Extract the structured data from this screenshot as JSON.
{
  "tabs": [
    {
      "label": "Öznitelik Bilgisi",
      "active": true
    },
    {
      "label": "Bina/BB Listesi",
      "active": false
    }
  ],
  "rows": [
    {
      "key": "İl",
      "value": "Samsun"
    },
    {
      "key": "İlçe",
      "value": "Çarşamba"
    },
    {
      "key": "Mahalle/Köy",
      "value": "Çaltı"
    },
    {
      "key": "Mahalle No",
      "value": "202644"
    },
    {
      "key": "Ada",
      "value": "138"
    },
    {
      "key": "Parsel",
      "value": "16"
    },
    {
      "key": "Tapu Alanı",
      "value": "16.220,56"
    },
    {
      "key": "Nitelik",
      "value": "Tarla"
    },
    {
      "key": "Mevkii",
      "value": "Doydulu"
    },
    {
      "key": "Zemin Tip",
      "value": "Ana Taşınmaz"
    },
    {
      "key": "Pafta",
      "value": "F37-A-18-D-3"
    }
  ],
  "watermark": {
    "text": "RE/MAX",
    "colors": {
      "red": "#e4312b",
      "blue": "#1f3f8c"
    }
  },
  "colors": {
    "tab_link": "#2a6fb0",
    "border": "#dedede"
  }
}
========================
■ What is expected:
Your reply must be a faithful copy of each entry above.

■ Solution:
Extract the structured data from this screenshot as JSON.
{
  "tabs": [
    {
      "label": "Öznitelik Bilgisi",
      "active": true
    },
    {
      "label": "Bina/BB Listesi",
      "active": false
    }
  ],
  "rows": [
    {
      "key": "İl",
      "value": "Samsun"
    },
    {
      "key": "İlçe",
      "value": "Çarşamba"
    },
    {
      "key": "Mahalle/Köy",
      "value": "Çaltı"
    },
    {
      "key": "Mahalle No",
      "value": "202644"
    },
    {
      "key": "Ada",
      "value": "138"
    },
    {
      "key": "Parsel",
      "value": "16"
    },
    {
      "key": "Tapu Alanı",
      "value": "16.220,56"
    },
    {
      "key": "Nitelik",
      "value": "Tarla"
    },
    {
      "key": "Mevkii",
      "value": "Doydulu"
    },
    {
      "key": "Zemin Tip",
      "value": "Ana Taşınmaz"
    },
    {
      "key": "Pafta",
      "value": "F37-A-18-D-3"
    }
  ],
  "watermark": {
    "text": "RE/MAX",
    "colors": {
      "red": "#e4312b",
      "blue": "#1f3f8c"
    }
  },
  "colors": {
    "tab_link": "#2a6fb0",
    "border": "#dedede"
  }
}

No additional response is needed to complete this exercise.